“Dementia requires long term health and social care support. Providing care for those with dementia can present challenges for families and carers. We need to provide better and more concrete measures for improving services and support for people with
dementia and their carers, to improve their quality of life and wellbeing.” THIS SHOULD HAVE BEEN THE FUNDAMENTAL POINT THAT THE SUMMIT FOCUSSED ON, NOT POINT 21 OF A COMMUNIQUE THAT WILL ONLY BE READ BY THOSE OF US ALREADY DEDICATED TO IMPROVING LIVES.
“We pledge to disseminate successful approaches to supporting people with dementia and their carers including:-
• Provision of advice, including on care planning, management and wellness support
• Appropriate use of medication, particularly antipsychotics, and delaying and/or reducing secondary complications
• Community-based programmes fostering inclusion and improved quality of life
• Delivering services through a continuum of care, including primary care
• Individual tailoring of care
• Realisation of new, ambulant living options
• Helping care homes to meet the needs of people with dementia
• Affordable options for care and everyday support
• Addressing end of life care”- Most of this is already going on, in the areas with more support, and for those with the money to pay for it. What we need to focus on is helping people realising there are other options and making it affordable.
“Carers themselves are often older adults, mainly women, who may be dealing with their own health problems. We call for greater social responsibility and innovation to improve the quality of life for carers and improve care while reducing costs and financial burden including:-
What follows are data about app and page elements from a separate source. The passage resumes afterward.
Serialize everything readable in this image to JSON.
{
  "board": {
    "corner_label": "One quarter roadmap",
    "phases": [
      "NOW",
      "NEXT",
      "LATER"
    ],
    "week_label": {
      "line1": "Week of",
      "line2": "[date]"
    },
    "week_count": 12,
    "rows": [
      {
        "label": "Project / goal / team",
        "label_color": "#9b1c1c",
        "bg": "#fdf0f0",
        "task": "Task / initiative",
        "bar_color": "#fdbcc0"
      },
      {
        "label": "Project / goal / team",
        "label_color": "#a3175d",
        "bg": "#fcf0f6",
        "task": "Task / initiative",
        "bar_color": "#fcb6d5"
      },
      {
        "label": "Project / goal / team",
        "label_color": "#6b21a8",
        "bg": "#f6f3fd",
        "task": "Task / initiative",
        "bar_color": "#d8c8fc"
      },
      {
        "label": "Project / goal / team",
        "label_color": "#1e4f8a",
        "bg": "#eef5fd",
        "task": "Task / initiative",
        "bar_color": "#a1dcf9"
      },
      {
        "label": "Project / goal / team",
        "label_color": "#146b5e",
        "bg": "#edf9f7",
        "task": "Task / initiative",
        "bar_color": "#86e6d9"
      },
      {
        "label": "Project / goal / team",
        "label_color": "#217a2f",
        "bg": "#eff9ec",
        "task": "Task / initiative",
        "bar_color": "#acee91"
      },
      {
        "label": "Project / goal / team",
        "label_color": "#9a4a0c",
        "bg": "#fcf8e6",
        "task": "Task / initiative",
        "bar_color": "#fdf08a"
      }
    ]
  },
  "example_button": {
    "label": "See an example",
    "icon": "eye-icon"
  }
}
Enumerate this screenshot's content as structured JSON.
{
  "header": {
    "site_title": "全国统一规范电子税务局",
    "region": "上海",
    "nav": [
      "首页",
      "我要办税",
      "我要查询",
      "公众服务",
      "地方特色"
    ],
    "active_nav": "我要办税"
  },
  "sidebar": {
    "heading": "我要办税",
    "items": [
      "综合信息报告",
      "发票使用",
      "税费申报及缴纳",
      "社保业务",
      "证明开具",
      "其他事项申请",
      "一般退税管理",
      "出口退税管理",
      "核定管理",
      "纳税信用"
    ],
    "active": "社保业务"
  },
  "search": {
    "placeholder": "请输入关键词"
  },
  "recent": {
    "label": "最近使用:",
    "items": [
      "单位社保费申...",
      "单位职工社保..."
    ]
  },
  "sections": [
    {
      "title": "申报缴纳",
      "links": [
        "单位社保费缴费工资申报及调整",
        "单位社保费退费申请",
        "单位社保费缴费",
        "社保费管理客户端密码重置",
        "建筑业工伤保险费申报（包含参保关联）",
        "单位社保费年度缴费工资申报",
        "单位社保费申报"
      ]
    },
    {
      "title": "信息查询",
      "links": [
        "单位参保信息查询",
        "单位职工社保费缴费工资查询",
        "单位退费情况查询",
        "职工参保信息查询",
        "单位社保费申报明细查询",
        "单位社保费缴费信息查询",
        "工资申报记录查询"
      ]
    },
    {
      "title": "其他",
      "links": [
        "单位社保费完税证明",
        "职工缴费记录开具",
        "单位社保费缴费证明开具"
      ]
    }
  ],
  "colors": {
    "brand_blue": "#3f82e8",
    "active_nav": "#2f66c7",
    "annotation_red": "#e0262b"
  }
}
• Training for carers, including how to deal with dementia related behaviours
• Improve the reconciliation of care and career for carers
• Support carers in acute situations and crises
• Local and affordable options for care and everyday support
• Promote civic engagement and the development of social networks
• Attract and train community representatives to support people with dementia in social environments
• Creating better and robust evaluation evidence
• Using existing evidence and knowledge” Again, why is this a secondary point in a communique that won’t be read by the masses? It’s been mentioned that we need to make dementia research etc more accessible, but I’ve struggled to read and understand the declaration and communique. And I know what I was looking for. Why has this not been part of a more in depth media coverage? To make people aware of what we (family, carers and individuals with dementia) need.
“Appropriate autonomy and self-determination, including substitute or supported decision making, for people with dementia must be protected and strengthened. Therefore national and local policies should be in place to ensure appropriate autonomy and self-determination are recognised and protected.” Here’s looking at you red bank, and your lack of knowledge regarding power of attorney.
“As people age, many fear the potential onset of dementia-related symptoms or a diagnosis of dementia. Negative reactions from family, friends, and professionals can impact a person’s willingness to seek assistance, as well as their well-being and ability to manage the changes brought about by dementia. We commit to improving the understanding of community attitudes towards people with dementia across generations.” – Once again, already being done – Hi Purple Angels 😉
…we call upon organisations… “to promote various forms of civic engagement on dementia awareness, and to contribute to the prevention of dementia and to improve care and treatment where they can”. – I may have to include this in the Purple Angel contact letter I send – the government wants you to get involved guys!
If you want to check the information without my annotations and comments: